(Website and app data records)

:::

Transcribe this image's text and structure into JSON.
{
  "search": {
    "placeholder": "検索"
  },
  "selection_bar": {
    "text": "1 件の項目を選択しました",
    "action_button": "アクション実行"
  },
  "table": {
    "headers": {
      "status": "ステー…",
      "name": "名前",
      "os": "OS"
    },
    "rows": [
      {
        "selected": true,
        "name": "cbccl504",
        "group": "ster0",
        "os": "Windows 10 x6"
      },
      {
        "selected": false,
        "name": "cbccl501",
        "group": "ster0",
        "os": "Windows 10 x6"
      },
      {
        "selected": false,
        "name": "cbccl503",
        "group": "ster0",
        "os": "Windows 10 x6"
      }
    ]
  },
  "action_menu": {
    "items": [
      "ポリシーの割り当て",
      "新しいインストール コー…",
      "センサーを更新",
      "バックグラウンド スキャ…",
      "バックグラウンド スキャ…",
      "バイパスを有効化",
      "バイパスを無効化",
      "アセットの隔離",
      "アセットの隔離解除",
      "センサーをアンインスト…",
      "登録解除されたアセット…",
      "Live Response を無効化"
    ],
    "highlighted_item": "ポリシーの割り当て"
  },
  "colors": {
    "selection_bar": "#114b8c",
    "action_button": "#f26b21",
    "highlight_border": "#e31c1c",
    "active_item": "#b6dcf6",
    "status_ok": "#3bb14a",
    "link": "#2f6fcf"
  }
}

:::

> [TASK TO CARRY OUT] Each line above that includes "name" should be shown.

> [EXERCISE RESPONSE]
      "name": "名前",
        "name": "cbccl504",
        "name": "cbccl501",
        "name": "cbccl503",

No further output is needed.